As a result of the public relations and potential financial crisis implied by the so-called “Louisville incident,” the MCA-coordinated vinyl manufacturers undertook to close ranks and broaden their membership base even further to include companies that for whatever reason had not been formal participants in the MCA research program. As a condition of membership for all of the companies that joined and became active participants in the activities and the misconduct identified in the following disclosure as having occurred after January, 1974, each new member made an explicit agreement to abide by secrecy agreements that were already in effect at the time, as well as any new ones. As is described with greater particularity below, not only did the “new” companies voluntarily subscribe to the already existing secrecy agreements (a fact that was explicitly brought home to them at, for example, the Vinyl Panel’s meeting December, 1974), the new and the old companies joined forces to design and conduct an utterly fraudulent and intentionally compromised and misleading scientific research program under the auspices of the MCA, all as described with more particularity below.

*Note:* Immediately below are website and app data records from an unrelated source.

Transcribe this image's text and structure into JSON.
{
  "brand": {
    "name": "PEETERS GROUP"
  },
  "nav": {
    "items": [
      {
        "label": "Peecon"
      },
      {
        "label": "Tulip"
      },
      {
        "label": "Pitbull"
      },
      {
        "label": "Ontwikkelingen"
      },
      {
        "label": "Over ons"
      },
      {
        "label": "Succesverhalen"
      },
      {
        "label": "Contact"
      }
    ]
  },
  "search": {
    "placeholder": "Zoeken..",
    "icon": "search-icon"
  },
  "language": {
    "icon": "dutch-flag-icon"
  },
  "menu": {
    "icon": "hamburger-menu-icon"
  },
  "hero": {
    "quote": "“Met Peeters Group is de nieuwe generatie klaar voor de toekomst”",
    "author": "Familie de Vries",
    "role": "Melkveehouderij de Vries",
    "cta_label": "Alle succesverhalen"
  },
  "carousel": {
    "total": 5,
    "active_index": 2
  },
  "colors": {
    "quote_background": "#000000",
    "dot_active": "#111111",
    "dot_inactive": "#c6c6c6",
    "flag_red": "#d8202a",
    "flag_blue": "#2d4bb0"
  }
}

Before or certainly within a short time after, each of these ”new” companies joined the MCA research and advocacy programs, they voluntarily engaged in concerted activities that were purposefully designed to “defocus” cancer in MCA conducted research and in the public mind. At least by or within a short time after joining the MCA Vinyl Panel, every “new member” of the group was fully apprised of the fact that the studies to which they were contributing both financial support and “study subjects” (i.e., workers) were corrupt and intentionally biased, all as set forth with more detail in the portions of this disclosure designated with dates falling between early 1974 and the present.

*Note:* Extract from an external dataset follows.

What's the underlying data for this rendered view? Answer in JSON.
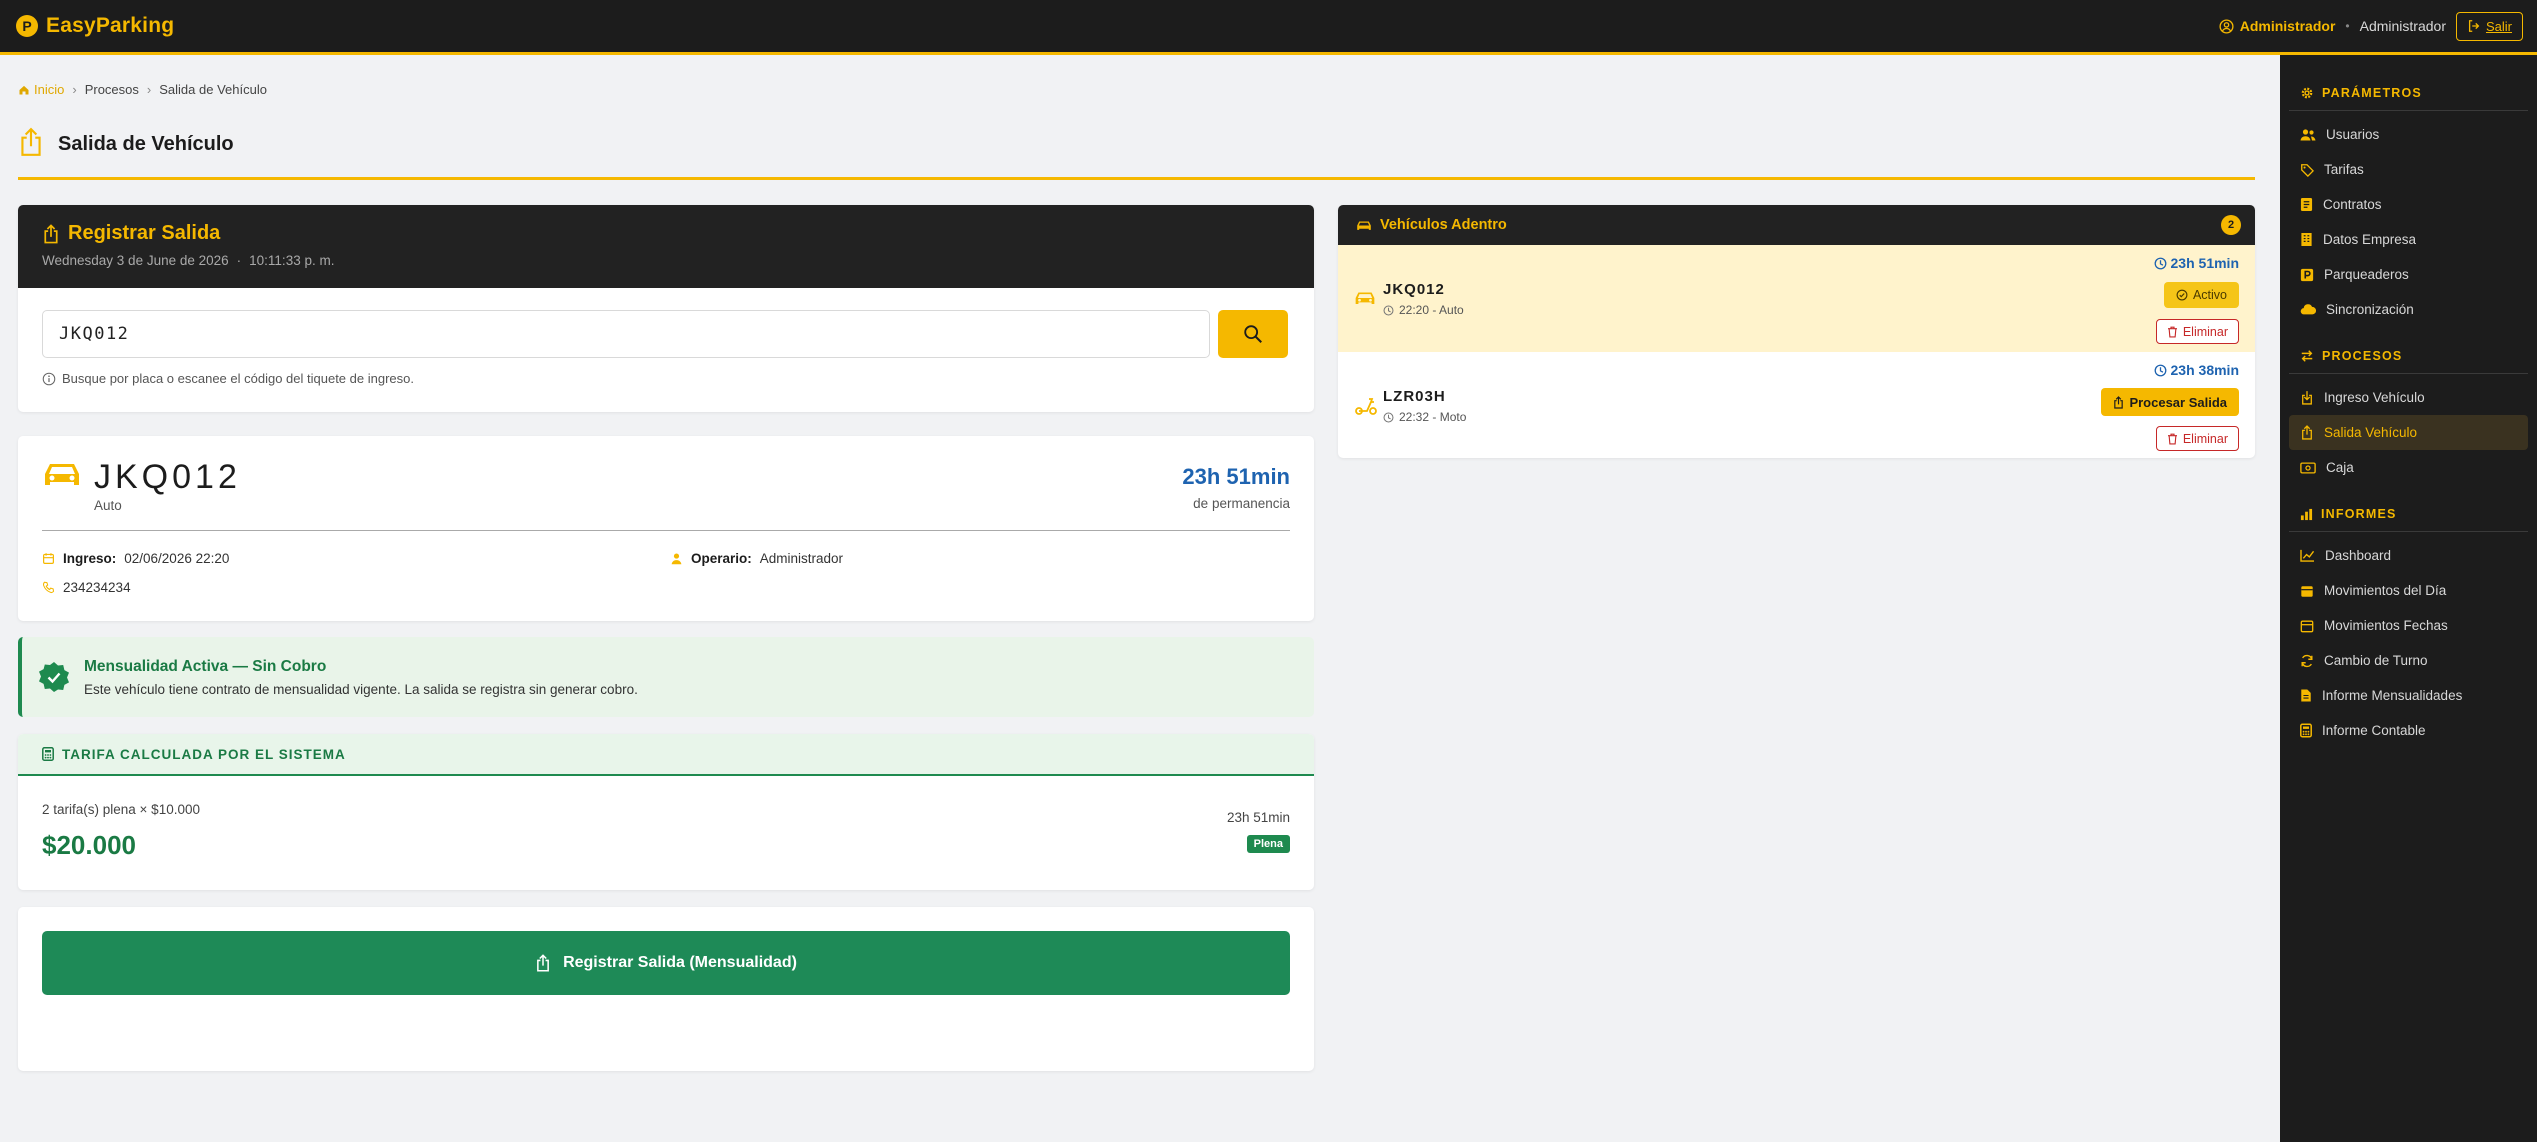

These new companies include the following and the date the companies knowingly began participating in the MCA cover-up was 1974 unless otherwise specified: Georgia Pacific; Certainteed; Occidental (per se); Vista Chemical (after 1982); Georgia Gulf (after approximately 1986); Formosa Plastics; Shintech; Robintech; Geon (after 1980s MBO of BFG’s vinyl chloride related assets).
Ross v. Conoco, 90-4837 (14th Judicial District Louisiana)